• A second case of mad cow disease was discovered in Canada on Sunday just days after the United States said it would to reopen its border to Canadian beef. The dairy cow from Alberta tested positive for bovine spongiform, the cause of the fatal and unpronounceable Creutzfeldt-Jakob disease. The USDA however insists the public is not at risk and should not panic because after all “Canada doesn’t count.”

Why is the keyboard so dusty?

Monday, January 10th, 2005

Had store credit and a new video game crying out to me (a sequel to a Star Wars game the effectively ruined my life a couple months ago) So, to justify buying it, I made a deal with myself. I will complete one writing assignment of my choice before I can play every night. Here was tonight’s:

REALLY REAL BAD OPENING LINES FOR A STORY

1. He had played drinking games before, but nothing quite prepared him for dodge the pitbull.

2. It’s not easy to follow your heart, especially when it’s in a ziplock bag somewhere across the border.

3. A cold cold wind spilled in through cracked opaque window of Jim’s wounded soul.

4. He gazed longingly into the dark smoldering eyes of the most beautiful chicken alive.

5. There once was a boy, two rabbits, a cabbage, a boiling pot and a can of lard.

6. Things were so much better back when gas was cheap and women knew their place.

7. Maybe once in a lifetime does someone experience that feeling the French probably have a name for.

8. “I challenge you to a duel,” he said, “my triangle versus your tambourine!”

9. “Well let’s see”, said Betty while looking at her watch, “yes that would work, but
should I bring grandma or leave her in the trunk?”

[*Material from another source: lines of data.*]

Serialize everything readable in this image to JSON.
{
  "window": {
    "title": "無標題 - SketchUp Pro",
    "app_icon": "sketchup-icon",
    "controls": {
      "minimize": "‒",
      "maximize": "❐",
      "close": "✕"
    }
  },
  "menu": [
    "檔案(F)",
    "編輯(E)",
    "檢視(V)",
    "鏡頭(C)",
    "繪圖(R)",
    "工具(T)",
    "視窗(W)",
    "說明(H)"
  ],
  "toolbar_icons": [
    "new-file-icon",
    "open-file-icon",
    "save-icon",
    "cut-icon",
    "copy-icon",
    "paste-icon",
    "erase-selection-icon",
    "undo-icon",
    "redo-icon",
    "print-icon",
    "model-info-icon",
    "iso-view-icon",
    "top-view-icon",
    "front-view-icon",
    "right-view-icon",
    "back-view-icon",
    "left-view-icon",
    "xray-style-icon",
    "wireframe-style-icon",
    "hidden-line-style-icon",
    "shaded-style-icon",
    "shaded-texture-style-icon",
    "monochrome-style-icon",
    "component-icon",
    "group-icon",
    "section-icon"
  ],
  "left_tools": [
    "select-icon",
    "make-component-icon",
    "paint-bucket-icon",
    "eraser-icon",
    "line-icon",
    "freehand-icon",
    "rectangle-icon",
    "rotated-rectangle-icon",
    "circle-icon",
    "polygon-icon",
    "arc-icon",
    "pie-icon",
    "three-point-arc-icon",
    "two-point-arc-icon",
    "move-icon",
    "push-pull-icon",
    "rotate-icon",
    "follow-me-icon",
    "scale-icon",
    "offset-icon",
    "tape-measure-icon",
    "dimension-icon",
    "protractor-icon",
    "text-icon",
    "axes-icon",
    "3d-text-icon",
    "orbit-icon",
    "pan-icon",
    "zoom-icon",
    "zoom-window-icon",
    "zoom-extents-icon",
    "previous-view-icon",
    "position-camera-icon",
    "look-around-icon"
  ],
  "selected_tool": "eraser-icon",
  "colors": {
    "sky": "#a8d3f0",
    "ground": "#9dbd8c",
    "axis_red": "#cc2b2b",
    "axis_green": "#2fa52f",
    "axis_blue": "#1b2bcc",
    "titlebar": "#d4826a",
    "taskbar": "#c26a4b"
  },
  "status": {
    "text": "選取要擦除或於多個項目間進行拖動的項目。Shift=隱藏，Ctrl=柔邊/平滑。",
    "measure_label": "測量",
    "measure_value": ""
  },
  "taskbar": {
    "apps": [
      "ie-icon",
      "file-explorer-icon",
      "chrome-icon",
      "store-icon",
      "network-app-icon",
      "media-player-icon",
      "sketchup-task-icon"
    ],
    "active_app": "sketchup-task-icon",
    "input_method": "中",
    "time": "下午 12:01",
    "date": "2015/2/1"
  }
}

10. Tommy really really loved parades, but not as much as he loved peanut butter, which he loved slightly more than oatmeal cookies, but not nearly as much as he loved spankings.